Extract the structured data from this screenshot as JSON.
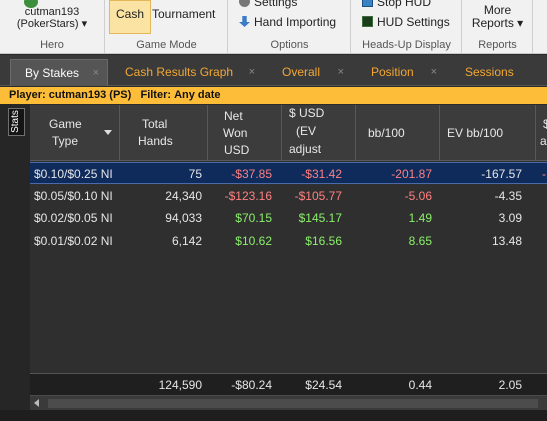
{
  "ribbon": {
    "hero_user": "cutman193",
    "hero_site": "(PokerStars) ▾",
    "hero_caption": "Hero",
    "cash_label": "Cash",
    "tournament_label": "Tournament",
    "game_mode_caption": "Game Mode",
    "settings_label": "Settings",
    "hand_importing_label": "Hand Importing",
    "options_caption": "Options",
    "stop_hud_label": "Stop HUD",
    "hud_settings_label": "HUD Settings",
    "hud_caption": "Heads-Up Display",
    "more_label": "More",
    "reports_label": "Reports ▾",
    "reports_caption": "Reports"
  },
  "tabs": [
    {
      "label": "By Stakes",
      "active": true
    },
    {
      "label": "Cash Results Graph",
      "active": false
    },
    {
      "label": "Overall",
      "active": false
    },
    {
      "label": "Position",
      "active": false
    },
    {
      "label": "Sessions",
      "active": false
    }
  ],
  "tab_close": "×",
  "filter": {
    "player_label": "Player:",
    "player_value": "cutman193 (PS)",
    "filter_label": "Filter:",
    "filter_value": "Any date"
  },
  "stats_tab": "Stats",
  "columns": {
    "game_type": [
      "Game",
      "Type"
    ],
    "total_hands": [
      "Total",
      "Hands"
    ],
    "net_won": [
      "Net",
      "Won",
      "USD"
    ],
    "ev_adjusted": [
      "$ USD",
      "(EV",
      "adjust"
    ],
    "bb100": "bb/100",
    "ev_bb100": "EV bb/100",
    "overflow": [
      "$",
      "a"
    ]
  },
  "rows": [
    {
      "game_type": "$0.10/$0.25 NI",
      "total_hands": "75",
      "net_won": "-$37.85",
      "ev_adjusted": "-$31.42",
      "bb100": "-201.87",
      "ev_bb100": "-167.57",
      "extra": "-",
      "selected": true
    },
    {
      "game_type": "$0.05/$0.10 NI",
      "total_hands": "24,340",
      "net_won": "-$123.16",
      "ev_adjusted": "-$105.77",
      "bb100": "-5.06",
      "ev_bb100": "-4.35",
      "extra": "",
      "selected": false
    },
    {
      "game_type": "$0.02/$0.05 NI",
      "total_hands": "94,033",
      "net_won": "$70.15",
      "ev_adjusted": "$145.17",
      "bb100": "1.49",
      "ev_bb100": "3.09",
      "extra": "",
      "selected": false
    },
    {
      "game_type": "$0.01/$0.02 NI",
      "total_hands": "6,142",
      "net_won": "$10.62",
      "ev_adjusted": "$16.56",
      "bb100": "8.65",
      "ev_bb100": "13.48",
      "extra": "",
      "selected": false
    }
  ],
  "totals": {
    "total_hands": "124,590",
    "net_won": "-$80.24",
    "ev_adjusted": "$24.54",
    "bb100": "0.44",
    "ev_bb100": "2.05"
  },
  "colors": {
    "positive": "#8bf06a",
    "negative": "#ff8080",
    "tab_text": "#f3a733",
    "filter_bar": "#fdbd39",
    "selected_row": "#0f2b5c"
  }
}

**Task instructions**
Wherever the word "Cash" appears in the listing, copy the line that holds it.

**Task output**
    "cash_label": "Cash",
      "label": "Cash Results Graph",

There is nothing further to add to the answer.